<<<<
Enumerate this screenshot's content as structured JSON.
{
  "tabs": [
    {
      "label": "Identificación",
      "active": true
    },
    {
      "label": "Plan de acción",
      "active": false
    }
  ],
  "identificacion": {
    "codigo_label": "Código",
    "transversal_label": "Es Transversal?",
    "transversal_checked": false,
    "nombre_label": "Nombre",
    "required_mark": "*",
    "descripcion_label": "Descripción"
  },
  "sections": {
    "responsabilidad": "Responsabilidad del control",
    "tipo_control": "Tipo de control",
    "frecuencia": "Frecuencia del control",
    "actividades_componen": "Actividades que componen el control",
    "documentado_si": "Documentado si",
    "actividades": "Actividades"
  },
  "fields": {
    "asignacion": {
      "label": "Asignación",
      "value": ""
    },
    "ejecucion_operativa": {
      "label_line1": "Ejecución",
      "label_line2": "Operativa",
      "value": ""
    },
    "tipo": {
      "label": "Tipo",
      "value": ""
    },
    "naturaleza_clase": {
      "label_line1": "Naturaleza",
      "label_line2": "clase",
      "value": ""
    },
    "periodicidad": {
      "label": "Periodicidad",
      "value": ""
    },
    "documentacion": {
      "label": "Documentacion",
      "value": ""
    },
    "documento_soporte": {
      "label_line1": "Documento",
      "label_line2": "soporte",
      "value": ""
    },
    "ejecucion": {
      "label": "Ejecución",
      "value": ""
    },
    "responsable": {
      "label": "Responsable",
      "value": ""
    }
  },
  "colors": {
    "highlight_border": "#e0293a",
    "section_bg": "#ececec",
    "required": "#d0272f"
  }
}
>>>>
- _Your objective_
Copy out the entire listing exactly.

- _Your solution_
Enumerate this screenshot's content as structured JSON.
{
  "tabs": [
    {
      "label": "Identificación",
      "active": true
    },
    {
      "label": "Plan de acción",
      "active": false
    }
  ],
  "identificacion": {
    "codigo_label": "Código",
    "transversal_label": "Es Transversal?",
    "transversal_checked": false,
    "nombre_label": "Nombre",
    "required_mark": "*",
    "descripcion_label": "Descripción"
  },
  "sections": {
    "responsabilidad": "Responsabilidad del control",
    "tipo_control": "Tipo de control",
    "frecuencia": "Frecuencia del control",
    "actividades_componen": "Actividades que componen el control",
    "documentado_si": "Documentado si",
    "actividades": "Actividades"
  },
  "fields": {
    "asignacion": {
      "label": "Asignación",
      "value": ""
    },
    "ejecucion_operativa": {
      "label_line1": "Ejecución",
      "label_line2": "Operativa",
      "value": ""
    },
    "tipo": {
      "label": "Tipo",
      "value": ""
    },
    "naturaleza_clase": {
      "label_line1": "Naturaleza",
      "label_line2": "clase",
      "value": ""
    },
    "periodicidad": {
      "label": "Periodicidad",
      "value": ""
    },
    "documentacion": {
      "label": "Documentacion",
      "value": ""
    },
    "documento_soporte": {
      "label_line1": "Documento",
      "label_line2": "soporte",
      "value": ""
    },
    "ejecucion": {
      "label": "Ejecución",
      "value": ""
    },
    "responsable": {
      "label": "Responsable",
      "value": ""
    }
  },
  "colors": {
    "highlight_border": "#e0293a",
    "section_bg": "#ececec",
    "required": "#d0272f"
  }
}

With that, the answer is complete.